> [ENTRIES SHOWN]
——————

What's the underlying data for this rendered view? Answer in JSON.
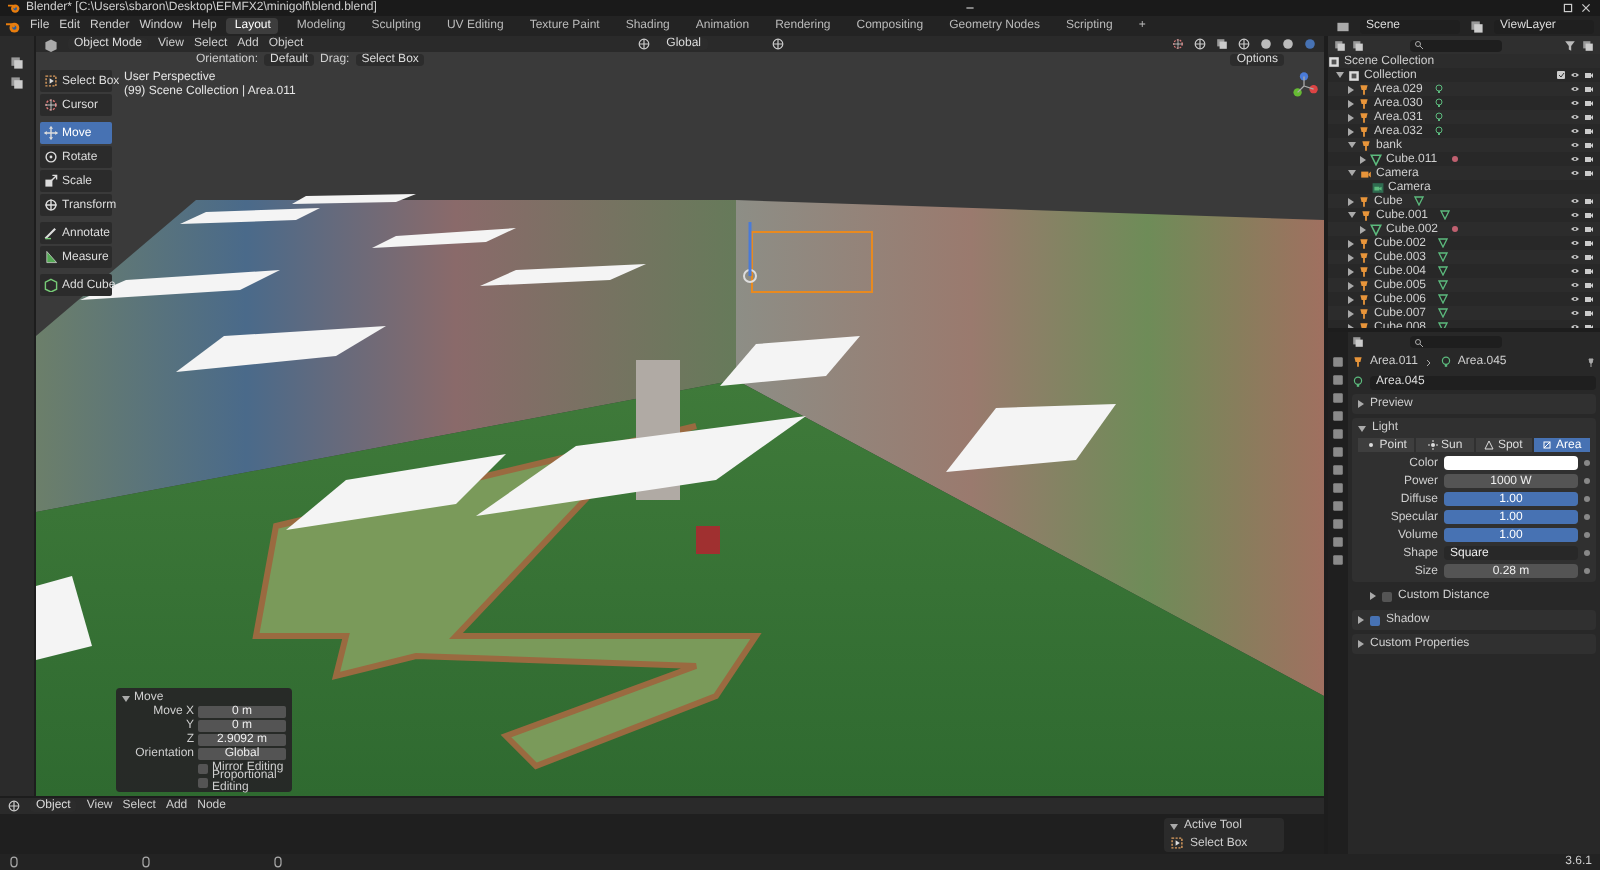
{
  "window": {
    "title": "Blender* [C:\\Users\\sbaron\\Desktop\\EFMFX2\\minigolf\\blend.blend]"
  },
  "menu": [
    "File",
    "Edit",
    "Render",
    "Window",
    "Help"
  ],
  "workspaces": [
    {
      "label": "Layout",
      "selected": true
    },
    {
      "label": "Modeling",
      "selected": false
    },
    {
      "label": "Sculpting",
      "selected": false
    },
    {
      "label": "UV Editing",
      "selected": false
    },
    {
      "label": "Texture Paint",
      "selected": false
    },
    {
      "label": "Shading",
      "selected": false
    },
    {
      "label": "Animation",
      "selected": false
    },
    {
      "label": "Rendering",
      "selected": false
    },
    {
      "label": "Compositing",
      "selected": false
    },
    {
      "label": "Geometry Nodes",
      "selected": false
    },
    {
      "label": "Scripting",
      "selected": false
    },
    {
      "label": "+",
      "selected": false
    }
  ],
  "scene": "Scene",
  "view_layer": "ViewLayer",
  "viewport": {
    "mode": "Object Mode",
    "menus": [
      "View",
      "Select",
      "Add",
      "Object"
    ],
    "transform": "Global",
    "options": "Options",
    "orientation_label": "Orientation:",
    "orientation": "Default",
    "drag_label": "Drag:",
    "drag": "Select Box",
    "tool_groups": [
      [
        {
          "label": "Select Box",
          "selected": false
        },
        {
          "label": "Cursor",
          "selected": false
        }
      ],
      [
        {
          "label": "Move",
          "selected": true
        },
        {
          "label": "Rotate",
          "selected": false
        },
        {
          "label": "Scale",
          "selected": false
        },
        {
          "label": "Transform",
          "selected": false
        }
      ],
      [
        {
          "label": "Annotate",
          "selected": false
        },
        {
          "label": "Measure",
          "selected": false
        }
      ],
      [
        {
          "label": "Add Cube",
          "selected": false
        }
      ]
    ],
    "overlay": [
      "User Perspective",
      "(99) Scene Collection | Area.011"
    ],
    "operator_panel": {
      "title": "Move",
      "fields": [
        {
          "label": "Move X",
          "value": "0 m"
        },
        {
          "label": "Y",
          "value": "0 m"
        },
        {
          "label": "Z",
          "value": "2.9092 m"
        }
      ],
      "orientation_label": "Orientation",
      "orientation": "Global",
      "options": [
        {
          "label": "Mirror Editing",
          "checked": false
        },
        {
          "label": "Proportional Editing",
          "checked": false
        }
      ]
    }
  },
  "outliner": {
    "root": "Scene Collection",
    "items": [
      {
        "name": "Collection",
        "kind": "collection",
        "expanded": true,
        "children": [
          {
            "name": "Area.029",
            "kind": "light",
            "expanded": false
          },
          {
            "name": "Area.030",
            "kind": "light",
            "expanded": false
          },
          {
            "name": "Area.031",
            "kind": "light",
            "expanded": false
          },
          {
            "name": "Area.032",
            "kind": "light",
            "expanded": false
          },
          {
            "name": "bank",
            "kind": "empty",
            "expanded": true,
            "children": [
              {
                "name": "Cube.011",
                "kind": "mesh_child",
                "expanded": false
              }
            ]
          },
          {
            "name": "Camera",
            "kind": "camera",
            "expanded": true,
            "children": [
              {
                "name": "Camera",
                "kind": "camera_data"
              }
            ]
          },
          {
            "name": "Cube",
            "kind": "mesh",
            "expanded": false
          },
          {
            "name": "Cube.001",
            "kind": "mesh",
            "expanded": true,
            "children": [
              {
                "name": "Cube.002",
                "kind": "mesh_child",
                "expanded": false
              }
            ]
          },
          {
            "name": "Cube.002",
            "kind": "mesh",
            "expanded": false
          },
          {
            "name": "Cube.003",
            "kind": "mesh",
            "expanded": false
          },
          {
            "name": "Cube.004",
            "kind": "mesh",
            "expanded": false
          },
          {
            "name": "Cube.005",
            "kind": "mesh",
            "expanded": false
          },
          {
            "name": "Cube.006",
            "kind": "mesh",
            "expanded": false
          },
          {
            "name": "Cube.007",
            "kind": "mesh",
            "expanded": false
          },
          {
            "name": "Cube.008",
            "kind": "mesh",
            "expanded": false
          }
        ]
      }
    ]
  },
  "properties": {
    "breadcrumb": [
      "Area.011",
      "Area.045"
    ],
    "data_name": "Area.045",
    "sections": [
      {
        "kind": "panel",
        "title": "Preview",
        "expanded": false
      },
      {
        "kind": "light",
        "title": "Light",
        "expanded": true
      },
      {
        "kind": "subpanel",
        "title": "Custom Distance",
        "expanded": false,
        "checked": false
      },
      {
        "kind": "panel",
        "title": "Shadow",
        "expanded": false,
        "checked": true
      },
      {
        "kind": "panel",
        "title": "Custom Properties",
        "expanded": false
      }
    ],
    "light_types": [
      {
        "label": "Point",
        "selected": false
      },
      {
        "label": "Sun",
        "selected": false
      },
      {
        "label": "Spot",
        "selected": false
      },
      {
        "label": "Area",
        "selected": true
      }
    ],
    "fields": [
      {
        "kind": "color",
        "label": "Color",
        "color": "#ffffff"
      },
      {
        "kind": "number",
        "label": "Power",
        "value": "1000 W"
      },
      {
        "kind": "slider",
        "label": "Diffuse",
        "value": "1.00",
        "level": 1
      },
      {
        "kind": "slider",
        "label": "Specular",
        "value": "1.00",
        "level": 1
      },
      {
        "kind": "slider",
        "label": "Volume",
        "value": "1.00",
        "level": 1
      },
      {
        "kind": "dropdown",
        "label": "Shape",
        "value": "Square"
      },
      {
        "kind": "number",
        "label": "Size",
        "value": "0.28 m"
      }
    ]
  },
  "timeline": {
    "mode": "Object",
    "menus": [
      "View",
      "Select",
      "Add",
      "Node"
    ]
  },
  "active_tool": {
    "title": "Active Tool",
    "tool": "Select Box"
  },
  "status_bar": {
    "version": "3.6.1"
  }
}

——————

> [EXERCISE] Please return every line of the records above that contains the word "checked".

> [FINAL ANSWER]
          "checked": false
          "checked": false
        "checked": false
        "checked": true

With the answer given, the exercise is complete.